(App and web page records)

·····

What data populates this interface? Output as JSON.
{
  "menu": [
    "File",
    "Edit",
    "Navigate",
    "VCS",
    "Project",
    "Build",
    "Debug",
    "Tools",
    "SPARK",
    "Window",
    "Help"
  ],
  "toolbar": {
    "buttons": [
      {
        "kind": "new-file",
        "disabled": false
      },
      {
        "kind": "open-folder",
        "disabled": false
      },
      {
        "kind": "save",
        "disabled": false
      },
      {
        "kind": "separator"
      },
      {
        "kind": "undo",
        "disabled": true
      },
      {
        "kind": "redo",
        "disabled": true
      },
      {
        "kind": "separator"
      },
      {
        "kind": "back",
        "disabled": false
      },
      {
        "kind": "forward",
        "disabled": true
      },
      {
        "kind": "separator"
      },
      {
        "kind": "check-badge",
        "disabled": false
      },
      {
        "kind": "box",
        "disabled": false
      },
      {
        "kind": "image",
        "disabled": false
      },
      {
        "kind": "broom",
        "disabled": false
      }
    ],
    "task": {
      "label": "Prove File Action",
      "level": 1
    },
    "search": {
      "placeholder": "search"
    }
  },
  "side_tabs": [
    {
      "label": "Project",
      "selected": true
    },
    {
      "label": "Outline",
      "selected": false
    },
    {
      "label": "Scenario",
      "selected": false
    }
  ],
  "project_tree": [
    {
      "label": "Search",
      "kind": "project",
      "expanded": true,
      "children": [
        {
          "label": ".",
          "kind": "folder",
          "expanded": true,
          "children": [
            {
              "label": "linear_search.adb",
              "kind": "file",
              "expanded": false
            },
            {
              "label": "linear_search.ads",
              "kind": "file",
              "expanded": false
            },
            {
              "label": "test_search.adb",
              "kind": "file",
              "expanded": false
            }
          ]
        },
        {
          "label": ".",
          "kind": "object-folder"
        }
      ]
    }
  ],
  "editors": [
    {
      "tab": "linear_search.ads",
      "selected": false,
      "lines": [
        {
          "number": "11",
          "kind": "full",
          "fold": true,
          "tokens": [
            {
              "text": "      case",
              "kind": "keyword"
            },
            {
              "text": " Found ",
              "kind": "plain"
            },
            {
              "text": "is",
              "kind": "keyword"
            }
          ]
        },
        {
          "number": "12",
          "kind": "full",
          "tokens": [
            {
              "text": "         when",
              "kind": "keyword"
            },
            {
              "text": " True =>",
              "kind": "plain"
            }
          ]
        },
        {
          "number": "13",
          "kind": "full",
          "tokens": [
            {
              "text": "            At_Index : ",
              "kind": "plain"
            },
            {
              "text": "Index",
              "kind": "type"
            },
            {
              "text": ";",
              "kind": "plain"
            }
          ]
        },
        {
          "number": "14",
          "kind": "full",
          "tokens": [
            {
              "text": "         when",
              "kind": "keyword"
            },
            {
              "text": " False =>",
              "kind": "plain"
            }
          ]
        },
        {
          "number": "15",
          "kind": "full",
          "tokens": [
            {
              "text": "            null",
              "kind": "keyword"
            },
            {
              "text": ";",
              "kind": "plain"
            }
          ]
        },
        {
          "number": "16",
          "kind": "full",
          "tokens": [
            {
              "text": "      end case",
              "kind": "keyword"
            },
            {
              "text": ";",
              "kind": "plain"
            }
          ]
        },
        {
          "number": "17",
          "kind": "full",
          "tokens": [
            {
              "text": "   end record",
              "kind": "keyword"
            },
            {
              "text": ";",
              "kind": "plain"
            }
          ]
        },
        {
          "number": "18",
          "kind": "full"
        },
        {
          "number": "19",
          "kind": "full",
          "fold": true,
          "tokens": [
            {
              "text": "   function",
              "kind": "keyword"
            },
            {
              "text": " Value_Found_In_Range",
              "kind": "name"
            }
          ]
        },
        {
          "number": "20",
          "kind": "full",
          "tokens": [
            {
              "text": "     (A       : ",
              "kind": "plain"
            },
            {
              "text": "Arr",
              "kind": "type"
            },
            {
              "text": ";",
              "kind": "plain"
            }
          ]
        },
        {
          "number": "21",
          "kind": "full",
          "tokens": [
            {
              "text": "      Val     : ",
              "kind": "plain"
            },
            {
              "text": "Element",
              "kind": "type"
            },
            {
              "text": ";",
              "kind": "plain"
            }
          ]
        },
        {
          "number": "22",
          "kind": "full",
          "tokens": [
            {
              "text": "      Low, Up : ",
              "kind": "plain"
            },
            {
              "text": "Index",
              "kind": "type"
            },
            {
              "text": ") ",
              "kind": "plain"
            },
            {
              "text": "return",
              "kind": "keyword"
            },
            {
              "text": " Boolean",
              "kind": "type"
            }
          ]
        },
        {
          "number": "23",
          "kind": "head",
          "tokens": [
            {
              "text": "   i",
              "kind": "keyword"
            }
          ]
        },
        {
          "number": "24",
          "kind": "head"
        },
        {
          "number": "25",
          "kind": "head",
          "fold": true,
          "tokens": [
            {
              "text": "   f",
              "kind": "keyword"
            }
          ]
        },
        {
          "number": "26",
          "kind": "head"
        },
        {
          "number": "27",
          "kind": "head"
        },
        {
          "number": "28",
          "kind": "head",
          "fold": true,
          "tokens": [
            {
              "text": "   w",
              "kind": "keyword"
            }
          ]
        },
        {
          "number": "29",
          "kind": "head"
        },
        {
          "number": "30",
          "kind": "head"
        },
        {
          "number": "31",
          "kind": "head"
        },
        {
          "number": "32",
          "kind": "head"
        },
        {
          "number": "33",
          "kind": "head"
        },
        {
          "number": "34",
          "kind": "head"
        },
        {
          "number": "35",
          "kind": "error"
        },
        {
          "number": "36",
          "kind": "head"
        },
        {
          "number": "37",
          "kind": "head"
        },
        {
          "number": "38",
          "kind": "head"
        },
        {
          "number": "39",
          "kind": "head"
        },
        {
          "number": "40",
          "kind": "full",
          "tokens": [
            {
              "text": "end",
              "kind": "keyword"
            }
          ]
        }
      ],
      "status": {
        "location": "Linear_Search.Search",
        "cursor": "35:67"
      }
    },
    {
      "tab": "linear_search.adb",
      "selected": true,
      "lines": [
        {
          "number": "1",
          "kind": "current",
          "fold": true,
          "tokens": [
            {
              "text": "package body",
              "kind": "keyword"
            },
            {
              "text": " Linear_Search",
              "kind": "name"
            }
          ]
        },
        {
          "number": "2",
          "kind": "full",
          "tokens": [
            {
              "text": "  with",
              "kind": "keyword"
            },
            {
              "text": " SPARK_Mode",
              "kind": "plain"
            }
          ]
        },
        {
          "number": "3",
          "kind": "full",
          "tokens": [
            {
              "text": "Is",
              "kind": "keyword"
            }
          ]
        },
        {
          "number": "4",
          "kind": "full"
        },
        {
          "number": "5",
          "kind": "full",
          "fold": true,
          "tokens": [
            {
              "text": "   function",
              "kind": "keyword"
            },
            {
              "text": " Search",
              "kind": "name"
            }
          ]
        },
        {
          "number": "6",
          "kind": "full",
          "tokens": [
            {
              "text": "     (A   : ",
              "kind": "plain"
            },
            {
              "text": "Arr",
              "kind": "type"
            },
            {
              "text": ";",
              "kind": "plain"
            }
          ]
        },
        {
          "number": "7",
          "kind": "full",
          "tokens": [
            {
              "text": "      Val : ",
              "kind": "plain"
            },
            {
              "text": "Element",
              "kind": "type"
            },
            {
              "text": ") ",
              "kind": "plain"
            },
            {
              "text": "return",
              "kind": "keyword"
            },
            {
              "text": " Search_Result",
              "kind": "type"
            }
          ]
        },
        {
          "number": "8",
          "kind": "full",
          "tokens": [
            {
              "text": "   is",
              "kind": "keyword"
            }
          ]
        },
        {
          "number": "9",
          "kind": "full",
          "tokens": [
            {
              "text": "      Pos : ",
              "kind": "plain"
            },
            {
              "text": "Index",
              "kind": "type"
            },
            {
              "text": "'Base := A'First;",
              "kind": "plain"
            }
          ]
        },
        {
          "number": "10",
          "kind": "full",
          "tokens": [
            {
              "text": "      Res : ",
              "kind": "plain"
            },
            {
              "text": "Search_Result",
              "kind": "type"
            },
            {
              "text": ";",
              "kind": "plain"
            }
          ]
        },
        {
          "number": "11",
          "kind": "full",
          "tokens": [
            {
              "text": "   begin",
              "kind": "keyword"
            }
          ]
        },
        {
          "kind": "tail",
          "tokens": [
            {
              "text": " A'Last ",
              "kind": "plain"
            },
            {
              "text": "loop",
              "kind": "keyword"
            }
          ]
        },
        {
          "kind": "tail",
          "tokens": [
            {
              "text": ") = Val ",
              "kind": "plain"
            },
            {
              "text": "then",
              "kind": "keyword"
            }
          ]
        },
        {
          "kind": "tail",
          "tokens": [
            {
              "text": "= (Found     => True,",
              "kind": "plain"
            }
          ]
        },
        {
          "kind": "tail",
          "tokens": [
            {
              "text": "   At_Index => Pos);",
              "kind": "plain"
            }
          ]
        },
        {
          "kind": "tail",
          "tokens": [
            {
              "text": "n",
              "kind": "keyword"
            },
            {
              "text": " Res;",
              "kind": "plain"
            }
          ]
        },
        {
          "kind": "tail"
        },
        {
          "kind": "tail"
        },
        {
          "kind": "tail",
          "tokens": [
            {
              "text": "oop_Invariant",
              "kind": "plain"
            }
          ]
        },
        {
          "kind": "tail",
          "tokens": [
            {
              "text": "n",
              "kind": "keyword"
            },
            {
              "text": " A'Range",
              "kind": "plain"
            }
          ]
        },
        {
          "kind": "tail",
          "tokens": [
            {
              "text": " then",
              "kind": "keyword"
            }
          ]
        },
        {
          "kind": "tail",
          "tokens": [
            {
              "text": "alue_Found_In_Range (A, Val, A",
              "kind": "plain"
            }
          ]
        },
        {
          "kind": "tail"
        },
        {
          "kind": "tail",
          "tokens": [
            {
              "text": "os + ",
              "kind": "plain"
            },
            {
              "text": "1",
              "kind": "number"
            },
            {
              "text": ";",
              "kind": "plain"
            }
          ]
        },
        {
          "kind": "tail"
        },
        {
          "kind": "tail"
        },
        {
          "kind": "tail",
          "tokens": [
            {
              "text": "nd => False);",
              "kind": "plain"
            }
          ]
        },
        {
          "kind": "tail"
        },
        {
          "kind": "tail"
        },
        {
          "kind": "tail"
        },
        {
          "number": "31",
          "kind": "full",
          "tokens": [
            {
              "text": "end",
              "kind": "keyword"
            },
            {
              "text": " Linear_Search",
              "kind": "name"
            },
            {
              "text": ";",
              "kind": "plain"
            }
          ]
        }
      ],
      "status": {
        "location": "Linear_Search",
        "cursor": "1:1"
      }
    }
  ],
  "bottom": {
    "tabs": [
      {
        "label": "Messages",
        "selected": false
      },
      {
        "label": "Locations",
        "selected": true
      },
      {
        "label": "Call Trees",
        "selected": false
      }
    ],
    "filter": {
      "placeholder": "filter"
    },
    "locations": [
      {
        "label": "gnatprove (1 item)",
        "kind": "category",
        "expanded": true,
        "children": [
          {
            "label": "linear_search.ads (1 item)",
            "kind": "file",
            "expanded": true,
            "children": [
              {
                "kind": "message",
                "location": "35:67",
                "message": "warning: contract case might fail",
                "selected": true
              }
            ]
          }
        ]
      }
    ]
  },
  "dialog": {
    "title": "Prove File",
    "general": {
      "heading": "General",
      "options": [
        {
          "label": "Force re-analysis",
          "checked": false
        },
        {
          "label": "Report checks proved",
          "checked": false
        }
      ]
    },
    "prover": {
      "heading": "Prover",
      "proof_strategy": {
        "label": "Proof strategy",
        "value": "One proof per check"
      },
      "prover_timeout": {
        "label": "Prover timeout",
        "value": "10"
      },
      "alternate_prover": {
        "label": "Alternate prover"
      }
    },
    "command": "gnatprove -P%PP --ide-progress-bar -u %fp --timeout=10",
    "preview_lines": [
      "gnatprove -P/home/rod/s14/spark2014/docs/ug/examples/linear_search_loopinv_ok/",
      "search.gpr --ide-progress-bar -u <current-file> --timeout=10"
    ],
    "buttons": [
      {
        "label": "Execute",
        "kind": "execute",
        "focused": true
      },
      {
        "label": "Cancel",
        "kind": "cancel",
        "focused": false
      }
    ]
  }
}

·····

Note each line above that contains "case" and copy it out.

**Result for this task:**
              "text": "      case",
              "text": "      end case",
                "message": "warning: contract case might fail",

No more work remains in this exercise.